The Indic lore of those birch barks of Bakhshali is a fascinating tale that gave to us what is known as the Bakhshali Manuscript inscribed with mathematical symbols and operations that gave rise to newer insights into the evolution of computational ideas in history that pre-dates European tales.
The Bakhshali Manuscript was founded in 1881 near the village Bakhshali of the Yuzufzai subdivision of the Peshawar District (now in Pakistan). A tenant residing in the house of Inspector of Police Mian An-Wan-Udin while digging a stone enclosure in a ruined place of the Bakhshali village stumbled upon the ancient leaves of the manuscript. Inpsector Mian An-Wan-Udin took the manuscript to the Assistant Commissioner of Police who was to forward it to the Lahore Museum. But the manuscript was sent to the Lieutenant Governor of Punjab – who under the advice of General Alexander Cunningham – directed it to be passed on to Dr Rudolf Hoernle of the Calcutta Madrasa for study and publication.
Dr Hoernle presented a description of the BM at the Asiatic Society of Bengal in 1882 and subsequently it was published in the Antiquary the next year. Its fuller account was presented by Dr Rudolf Hoernle at the Seventh Oriental Conference held at Vienna in 1886. In 1902, he presented the Bakshali Manuscript to the Bodleian Library, Oxford, where it remains in safety. As often with parchments and birch-bark leaves, only 70 leaves of birch bark of the BM survived at the time of discovery.

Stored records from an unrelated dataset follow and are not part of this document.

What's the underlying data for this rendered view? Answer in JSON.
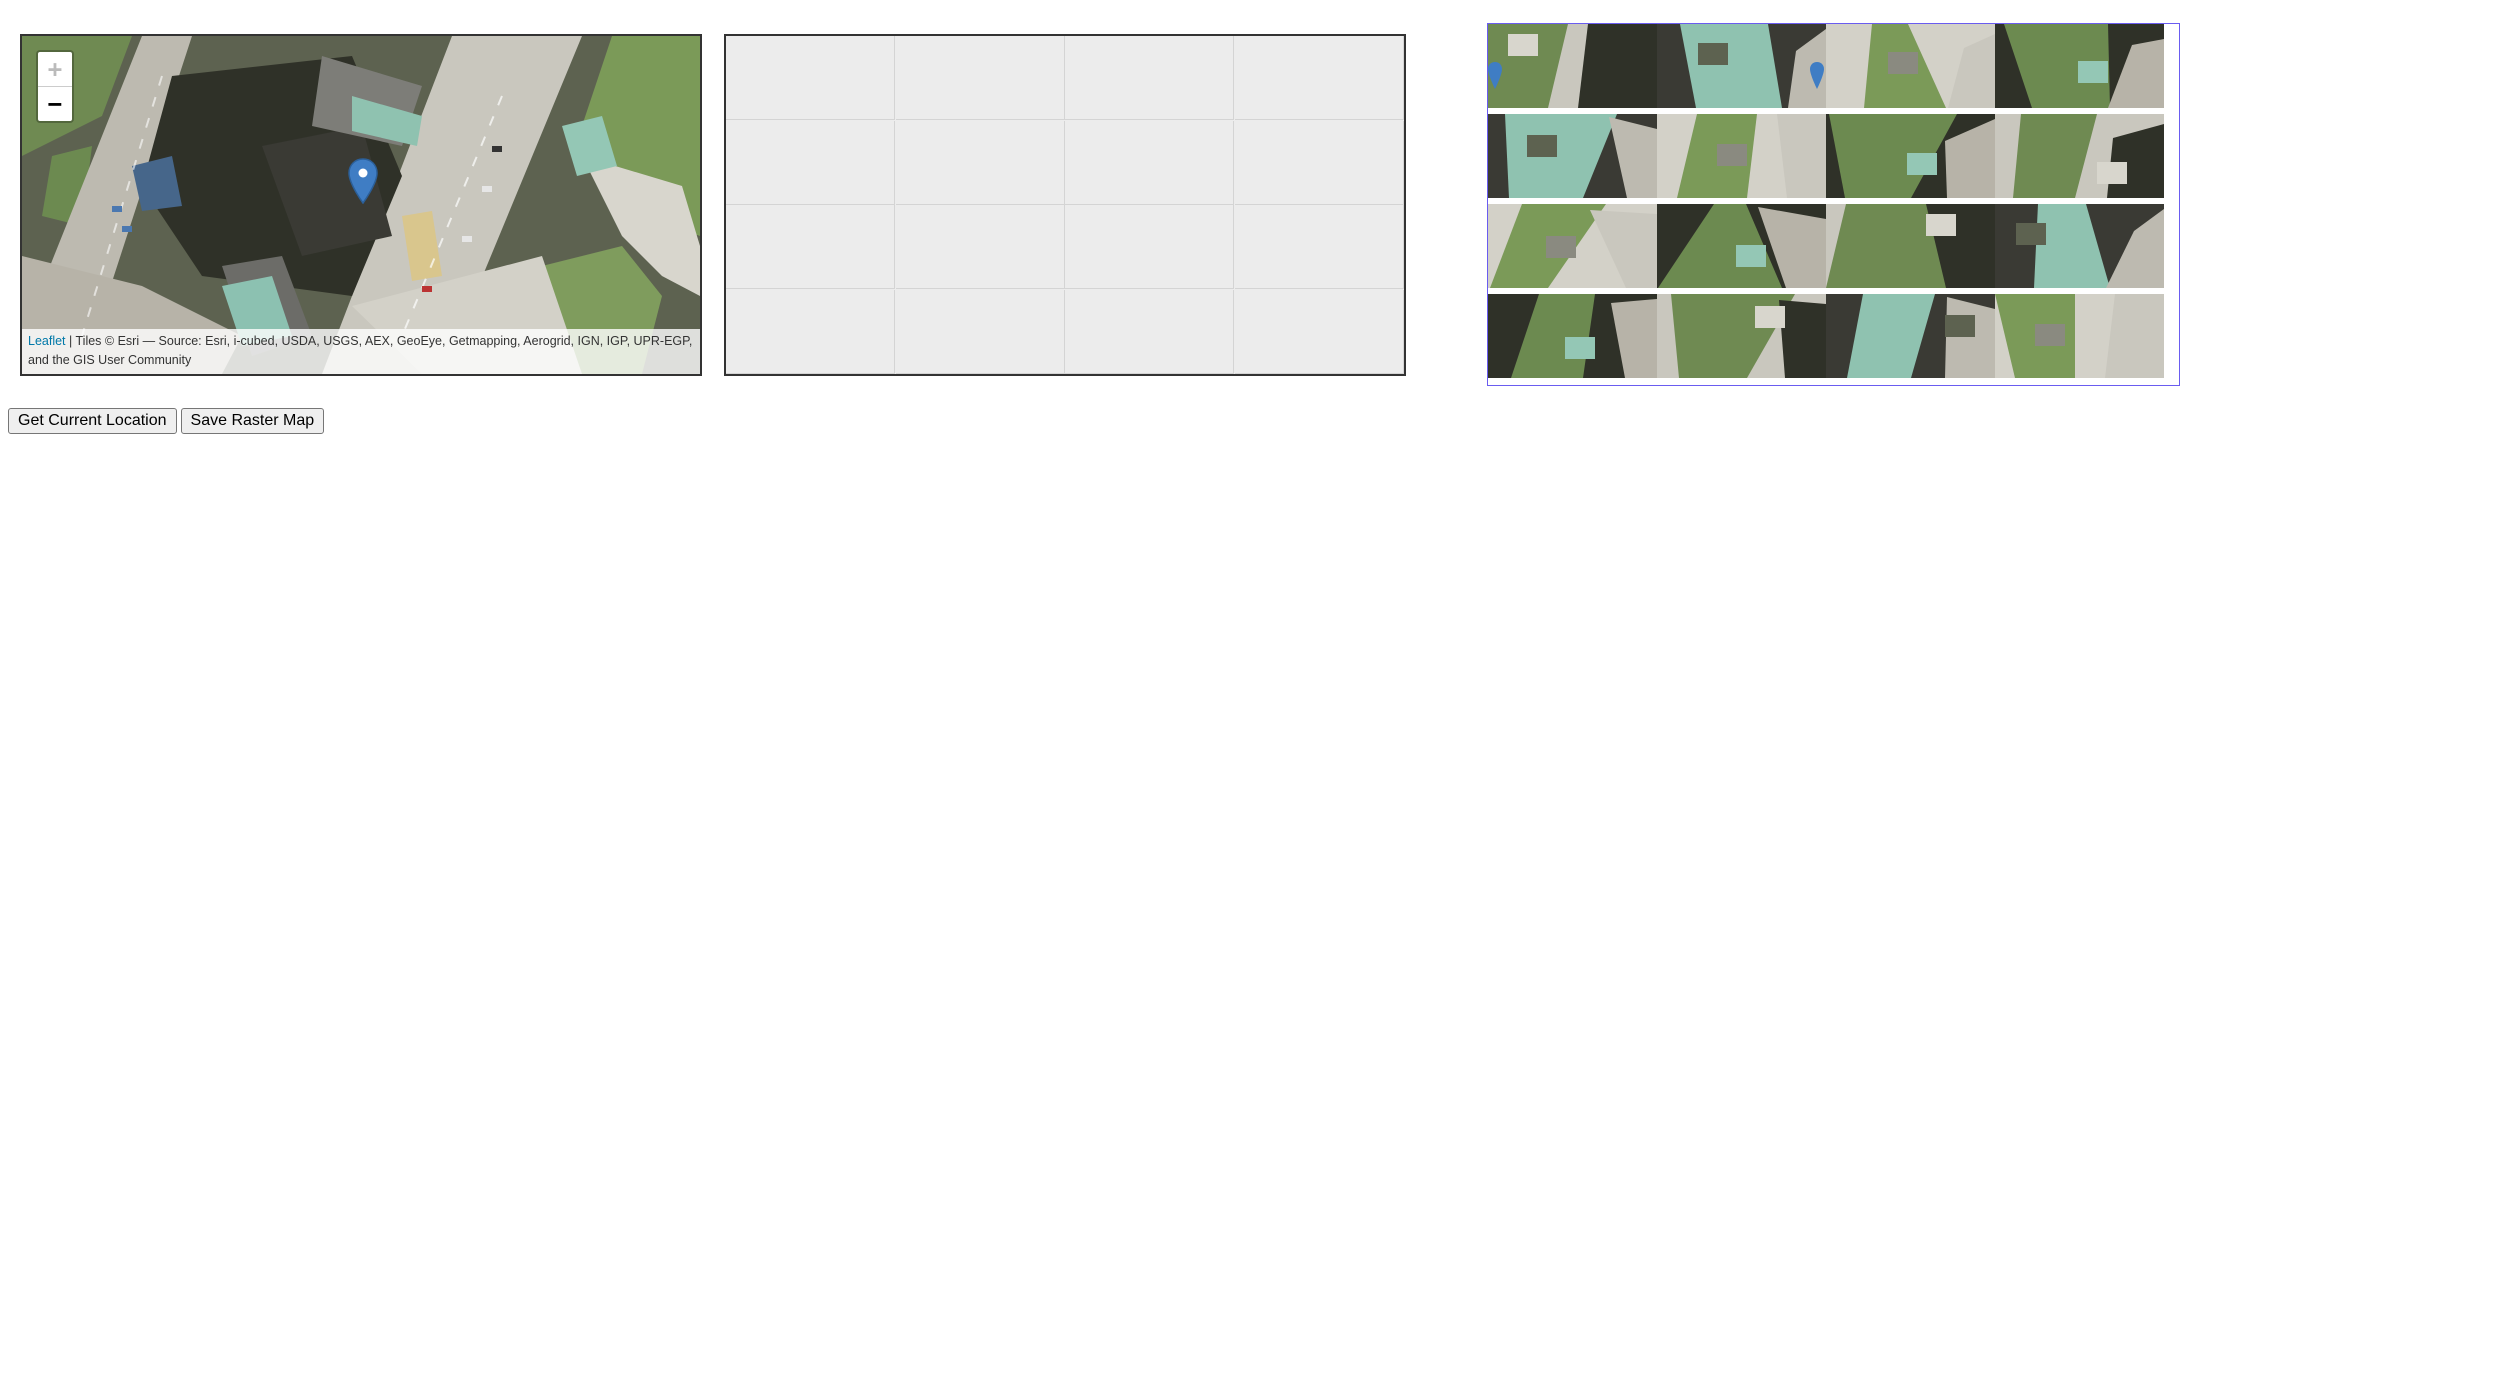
{
  "map": {
    "zoom_in_label": "+",
    "zoom_out_label": "−",
    "attribution_link": "Leaflet",
    "attribution_text": " | Tiles © Esri — Source: Esri, i-cubed, USDA, USGS, AEX, GeoEye, Getmapping, Aerogrid, IGN, IGP, UPR-EGP, and the GIS User Community",
    "marker_color": "#3f7dc4"
  },
  "grid_panel": {
    "rows": 4,
    "cols": 4,
    "background": "#ececec"
  },
  "raster_panel": {
    "rows": 4,
    "cols": 4,
    "border_color": "#6a5cf0"
  },
  "buttons": {
    "get_location": "Get Current Location",
    "save_raster": "Save Raster Map"
  }
}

The origin of the Bakhshali Manuscript was literally drowned in a welter of claims. To begin with, Dr Rudolf Hoernle placed it between the 3rd and 4th centuries AD. Many other historians of mathematics – Moritz Cantor, F Cajori, B Datta, S N Sen, A K Bag, and R C Gupta – agreed with this dating. In 1927-1933 the Bakhshali manuscript was edited by G R Kaye and published with a comprehensive introduction, an English translation, and a transliteration together with facsimiles of the text. Kaye claimed that the manuscript dated from the twelfth century AD and he even doubted that it was of Indian origin!
But, M N Channabasappa, writing on the square root formula in the Bakhshali Manuscript, observed that five specific mathematical terms which did not occur in the works of Aryabhata and that strongly supported a date for the Bakhshali manuscript earlier than the 5th century. Historian L V Gurjar put the date not later than 300 AD. Indic scholar T Hayashi, writing in The Bakshali Manuscript: An Ancient Indian Mathematical Treatise (1995), claims that the date of the original is probably from the 7th century, but also the manuscript itself is a later copy which was made between the 8th century and the 12th century AD.
G G Joseph in The Crest of the Peacock tells us what the BM consists of: “The Bakhshali manuscript is a handbook of rules and illustrative examples together with their solutions. It is devoted mainly to arithmetic and algebra, with just a few problems on geometry and mensuration. Only parts of it have been restored, so we cannot be certain about the balance between different topics.” Now the way that the manuscript is laid out is quite unusual for an Indian document (which obviously made Kaye to prefer the hypothesis that it is not Indian at all – an idea in which we cannot see any merit). The Bakhshali manuscript gives the statement of a rule. There then follows an example given first in words, then using mathematical notation. The solution to the example is then given and finally a proof is set out.
The notation used is not unlike that used by Aryabhata but it does have features not found in any other document. Fractions are not dissimilar in notation to that used today, written with one number below the other. No line appears between the numbers as we would write today, however. Another unusual feature is the sign + placed after a number to indicate a negative. It is very strange for us today to see our addition symbol being used for subtraction. Equations are given with a large dot representing the unknown. A confusing aspect of Indian mathematics is that this notation was also often used to denote zero, and sometimes this same notation for both zero and the unknown are used in the same document., explains Ian Pearce in his The Bakhshali Manuscript which is now in The MacTudor History of Mathematics archive.
There are more to the mathematical content in the Bakhshali Manuscript as interpreted by different scholars on the historical merits which I reckon would require a different set of blogpieces to write on them.